** RECORDS FOR PROCESSING follows **

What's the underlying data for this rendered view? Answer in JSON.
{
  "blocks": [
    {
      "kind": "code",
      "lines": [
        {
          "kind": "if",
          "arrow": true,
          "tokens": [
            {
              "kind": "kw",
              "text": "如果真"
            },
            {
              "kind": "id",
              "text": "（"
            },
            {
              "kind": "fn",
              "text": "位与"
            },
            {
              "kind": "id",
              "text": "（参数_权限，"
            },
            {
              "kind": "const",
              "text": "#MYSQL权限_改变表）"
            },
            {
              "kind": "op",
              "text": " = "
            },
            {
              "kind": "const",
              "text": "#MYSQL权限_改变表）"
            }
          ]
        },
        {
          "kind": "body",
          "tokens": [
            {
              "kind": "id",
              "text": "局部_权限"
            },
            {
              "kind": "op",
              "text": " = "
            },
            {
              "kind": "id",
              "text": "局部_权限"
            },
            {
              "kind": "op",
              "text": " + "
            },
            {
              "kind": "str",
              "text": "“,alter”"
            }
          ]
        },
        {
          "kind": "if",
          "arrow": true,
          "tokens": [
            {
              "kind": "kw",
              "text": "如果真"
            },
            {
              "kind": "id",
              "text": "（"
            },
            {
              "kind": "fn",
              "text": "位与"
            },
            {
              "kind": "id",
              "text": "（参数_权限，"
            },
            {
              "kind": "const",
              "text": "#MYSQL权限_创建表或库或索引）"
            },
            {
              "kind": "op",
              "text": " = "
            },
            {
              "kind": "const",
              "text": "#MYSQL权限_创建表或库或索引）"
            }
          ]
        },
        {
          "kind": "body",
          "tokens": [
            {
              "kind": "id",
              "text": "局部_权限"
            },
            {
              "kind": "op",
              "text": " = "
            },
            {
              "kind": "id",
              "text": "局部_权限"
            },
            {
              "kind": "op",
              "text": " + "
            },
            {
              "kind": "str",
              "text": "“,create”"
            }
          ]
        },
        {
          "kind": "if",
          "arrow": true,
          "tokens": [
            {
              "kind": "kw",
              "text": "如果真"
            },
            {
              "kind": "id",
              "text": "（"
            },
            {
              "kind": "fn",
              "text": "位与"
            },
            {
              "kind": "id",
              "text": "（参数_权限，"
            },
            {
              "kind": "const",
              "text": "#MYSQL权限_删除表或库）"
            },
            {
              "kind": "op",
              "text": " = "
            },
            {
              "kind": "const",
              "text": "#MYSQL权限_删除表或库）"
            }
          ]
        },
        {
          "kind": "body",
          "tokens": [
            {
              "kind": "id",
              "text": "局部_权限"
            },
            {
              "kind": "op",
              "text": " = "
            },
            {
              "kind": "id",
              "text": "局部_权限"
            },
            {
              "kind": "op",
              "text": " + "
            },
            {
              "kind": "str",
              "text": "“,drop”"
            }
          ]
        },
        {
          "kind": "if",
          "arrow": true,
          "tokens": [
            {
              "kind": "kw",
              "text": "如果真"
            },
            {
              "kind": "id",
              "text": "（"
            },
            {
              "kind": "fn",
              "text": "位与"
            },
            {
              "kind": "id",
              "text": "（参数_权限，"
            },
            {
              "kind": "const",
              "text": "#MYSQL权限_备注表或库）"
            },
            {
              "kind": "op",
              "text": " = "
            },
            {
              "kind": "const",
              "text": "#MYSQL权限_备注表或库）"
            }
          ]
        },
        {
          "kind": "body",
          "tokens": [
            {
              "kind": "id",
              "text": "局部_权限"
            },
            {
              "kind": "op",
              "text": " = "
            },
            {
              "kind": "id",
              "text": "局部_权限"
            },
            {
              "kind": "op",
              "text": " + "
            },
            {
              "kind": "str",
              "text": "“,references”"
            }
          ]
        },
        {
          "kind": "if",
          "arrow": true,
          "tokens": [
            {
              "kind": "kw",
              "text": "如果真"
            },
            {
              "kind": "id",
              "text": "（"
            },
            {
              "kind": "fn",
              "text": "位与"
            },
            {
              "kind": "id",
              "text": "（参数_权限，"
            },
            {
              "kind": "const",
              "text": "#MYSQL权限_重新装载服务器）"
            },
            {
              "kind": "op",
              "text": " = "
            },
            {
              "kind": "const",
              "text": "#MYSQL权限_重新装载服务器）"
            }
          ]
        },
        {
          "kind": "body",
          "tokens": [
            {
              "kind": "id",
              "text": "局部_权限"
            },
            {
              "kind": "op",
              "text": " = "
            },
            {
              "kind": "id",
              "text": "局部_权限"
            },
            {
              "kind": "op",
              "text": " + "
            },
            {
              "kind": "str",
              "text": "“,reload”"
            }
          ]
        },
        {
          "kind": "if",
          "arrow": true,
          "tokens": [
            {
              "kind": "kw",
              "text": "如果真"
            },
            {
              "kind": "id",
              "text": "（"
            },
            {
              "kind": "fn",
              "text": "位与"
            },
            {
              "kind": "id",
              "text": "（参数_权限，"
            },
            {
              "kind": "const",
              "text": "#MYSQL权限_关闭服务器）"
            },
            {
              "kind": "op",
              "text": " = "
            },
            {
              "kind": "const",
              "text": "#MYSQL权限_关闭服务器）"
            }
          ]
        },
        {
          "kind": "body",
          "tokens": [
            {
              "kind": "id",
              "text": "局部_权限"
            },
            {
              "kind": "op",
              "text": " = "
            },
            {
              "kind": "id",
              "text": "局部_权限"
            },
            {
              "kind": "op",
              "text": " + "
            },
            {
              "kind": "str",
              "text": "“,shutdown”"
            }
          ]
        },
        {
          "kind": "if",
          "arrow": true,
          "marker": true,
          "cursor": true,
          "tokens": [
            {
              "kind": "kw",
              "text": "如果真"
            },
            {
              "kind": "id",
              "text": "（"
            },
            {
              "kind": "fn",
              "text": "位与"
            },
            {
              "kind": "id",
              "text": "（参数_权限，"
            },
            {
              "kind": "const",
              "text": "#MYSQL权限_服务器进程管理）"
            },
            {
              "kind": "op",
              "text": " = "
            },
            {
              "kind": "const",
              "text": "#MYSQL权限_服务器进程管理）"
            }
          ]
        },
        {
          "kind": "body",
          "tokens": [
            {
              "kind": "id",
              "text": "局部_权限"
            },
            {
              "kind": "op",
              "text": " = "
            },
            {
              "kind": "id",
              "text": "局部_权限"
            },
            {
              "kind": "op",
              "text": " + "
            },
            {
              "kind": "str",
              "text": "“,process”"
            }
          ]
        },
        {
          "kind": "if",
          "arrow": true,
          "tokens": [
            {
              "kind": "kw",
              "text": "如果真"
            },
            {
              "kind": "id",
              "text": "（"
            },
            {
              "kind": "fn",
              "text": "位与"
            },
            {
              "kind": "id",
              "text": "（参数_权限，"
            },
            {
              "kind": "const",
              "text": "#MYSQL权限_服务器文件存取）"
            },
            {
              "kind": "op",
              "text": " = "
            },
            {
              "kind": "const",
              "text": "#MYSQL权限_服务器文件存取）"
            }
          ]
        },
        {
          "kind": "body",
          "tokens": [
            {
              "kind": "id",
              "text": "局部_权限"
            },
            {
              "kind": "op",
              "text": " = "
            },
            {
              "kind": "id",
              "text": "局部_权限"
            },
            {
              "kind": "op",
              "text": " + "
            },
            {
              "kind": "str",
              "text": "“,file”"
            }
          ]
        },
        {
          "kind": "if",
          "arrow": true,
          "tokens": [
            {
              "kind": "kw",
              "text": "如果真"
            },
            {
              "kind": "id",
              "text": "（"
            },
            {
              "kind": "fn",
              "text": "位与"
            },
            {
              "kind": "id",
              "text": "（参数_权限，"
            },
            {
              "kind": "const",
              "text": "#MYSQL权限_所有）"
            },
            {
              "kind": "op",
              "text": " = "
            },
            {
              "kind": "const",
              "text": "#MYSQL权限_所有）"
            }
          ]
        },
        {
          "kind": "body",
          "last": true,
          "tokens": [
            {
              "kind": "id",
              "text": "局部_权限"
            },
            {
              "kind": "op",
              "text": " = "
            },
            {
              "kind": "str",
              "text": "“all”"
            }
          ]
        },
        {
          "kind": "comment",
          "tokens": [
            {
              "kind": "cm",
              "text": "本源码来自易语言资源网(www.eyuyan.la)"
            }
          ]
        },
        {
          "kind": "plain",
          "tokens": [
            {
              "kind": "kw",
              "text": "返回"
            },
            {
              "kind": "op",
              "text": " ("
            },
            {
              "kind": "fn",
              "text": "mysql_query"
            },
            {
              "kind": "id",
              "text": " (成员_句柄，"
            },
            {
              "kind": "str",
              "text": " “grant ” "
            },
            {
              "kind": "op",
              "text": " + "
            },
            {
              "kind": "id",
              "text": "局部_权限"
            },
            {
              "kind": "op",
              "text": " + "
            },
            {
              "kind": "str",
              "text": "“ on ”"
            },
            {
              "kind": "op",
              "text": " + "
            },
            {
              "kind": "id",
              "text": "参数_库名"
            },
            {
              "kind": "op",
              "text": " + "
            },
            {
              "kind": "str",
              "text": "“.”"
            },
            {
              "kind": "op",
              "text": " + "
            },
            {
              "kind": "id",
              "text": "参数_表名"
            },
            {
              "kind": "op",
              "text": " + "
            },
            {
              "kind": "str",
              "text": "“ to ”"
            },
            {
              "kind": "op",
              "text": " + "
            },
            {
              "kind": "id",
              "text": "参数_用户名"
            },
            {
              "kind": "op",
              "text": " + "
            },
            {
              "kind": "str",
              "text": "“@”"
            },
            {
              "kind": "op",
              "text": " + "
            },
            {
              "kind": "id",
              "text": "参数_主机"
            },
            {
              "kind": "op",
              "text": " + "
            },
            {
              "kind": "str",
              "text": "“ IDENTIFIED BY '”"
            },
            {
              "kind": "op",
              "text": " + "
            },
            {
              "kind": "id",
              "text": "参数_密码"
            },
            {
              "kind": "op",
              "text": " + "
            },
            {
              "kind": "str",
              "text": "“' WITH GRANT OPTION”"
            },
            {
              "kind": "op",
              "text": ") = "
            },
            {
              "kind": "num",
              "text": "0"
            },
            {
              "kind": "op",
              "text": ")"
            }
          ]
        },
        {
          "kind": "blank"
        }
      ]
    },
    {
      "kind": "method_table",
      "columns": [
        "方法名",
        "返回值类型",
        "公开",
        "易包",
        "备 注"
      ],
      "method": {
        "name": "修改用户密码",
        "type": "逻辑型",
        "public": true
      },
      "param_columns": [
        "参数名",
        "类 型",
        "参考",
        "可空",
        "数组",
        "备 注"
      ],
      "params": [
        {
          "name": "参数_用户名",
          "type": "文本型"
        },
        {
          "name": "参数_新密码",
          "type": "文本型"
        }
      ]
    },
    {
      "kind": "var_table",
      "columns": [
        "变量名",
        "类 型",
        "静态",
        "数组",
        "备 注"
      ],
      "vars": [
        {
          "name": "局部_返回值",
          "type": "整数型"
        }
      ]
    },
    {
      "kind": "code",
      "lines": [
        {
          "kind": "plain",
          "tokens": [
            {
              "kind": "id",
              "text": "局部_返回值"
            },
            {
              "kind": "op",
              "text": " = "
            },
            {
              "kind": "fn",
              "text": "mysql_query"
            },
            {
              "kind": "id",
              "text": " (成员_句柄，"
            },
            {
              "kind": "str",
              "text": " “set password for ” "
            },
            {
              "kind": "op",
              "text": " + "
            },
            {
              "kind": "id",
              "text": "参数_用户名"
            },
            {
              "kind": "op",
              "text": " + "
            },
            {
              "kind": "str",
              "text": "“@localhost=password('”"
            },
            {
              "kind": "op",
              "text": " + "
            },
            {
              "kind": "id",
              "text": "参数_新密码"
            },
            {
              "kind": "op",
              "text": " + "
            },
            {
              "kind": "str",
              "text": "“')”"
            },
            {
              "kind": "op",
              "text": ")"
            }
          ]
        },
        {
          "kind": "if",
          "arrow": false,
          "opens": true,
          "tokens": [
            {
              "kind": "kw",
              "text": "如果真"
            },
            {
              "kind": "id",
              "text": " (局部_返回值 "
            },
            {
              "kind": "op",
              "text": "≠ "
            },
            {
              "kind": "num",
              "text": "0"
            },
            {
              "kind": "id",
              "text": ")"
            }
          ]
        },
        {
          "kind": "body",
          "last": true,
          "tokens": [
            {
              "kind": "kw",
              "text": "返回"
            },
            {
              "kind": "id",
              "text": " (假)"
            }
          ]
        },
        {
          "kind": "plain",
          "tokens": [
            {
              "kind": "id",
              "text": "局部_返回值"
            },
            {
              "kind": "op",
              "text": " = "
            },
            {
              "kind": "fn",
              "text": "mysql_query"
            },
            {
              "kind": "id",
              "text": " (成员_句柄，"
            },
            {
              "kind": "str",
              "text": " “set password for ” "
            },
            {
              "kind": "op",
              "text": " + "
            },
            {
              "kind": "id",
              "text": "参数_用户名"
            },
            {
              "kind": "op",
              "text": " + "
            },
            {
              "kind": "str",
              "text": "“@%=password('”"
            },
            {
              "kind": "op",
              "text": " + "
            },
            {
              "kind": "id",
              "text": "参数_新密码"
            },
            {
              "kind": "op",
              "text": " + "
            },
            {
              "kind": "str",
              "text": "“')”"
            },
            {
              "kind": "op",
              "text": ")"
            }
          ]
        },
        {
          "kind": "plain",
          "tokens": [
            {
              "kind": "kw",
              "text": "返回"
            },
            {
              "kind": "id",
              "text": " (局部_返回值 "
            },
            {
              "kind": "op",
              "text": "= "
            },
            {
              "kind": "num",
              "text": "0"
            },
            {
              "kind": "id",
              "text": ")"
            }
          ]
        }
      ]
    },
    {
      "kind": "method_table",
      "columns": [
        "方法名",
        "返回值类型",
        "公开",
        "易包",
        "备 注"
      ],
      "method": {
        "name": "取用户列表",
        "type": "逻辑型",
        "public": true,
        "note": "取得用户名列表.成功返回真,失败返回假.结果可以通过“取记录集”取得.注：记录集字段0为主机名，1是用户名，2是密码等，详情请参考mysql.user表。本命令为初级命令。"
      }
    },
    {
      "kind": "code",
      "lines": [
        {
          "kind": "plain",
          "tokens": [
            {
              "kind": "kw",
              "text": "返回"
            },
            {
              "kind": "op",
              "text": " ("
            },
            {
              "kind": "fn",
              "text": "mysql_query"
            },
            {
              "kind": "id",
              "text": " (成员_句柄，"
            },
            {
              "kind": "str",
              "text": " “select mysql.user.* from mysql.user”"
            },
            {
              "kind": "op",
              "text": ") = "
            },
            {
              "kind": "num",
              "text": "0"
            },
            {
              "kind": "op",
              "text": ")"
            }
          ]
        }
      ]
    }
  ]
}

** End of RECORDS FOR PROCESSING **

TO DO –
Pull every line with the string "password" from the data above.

RESPONSE TO THIS EXERCISE –
              "text": " “set password for ” "
              "text": "“@localhost=password('”"
              "text": " “set password for ” "
              "text": "“@%=password('”"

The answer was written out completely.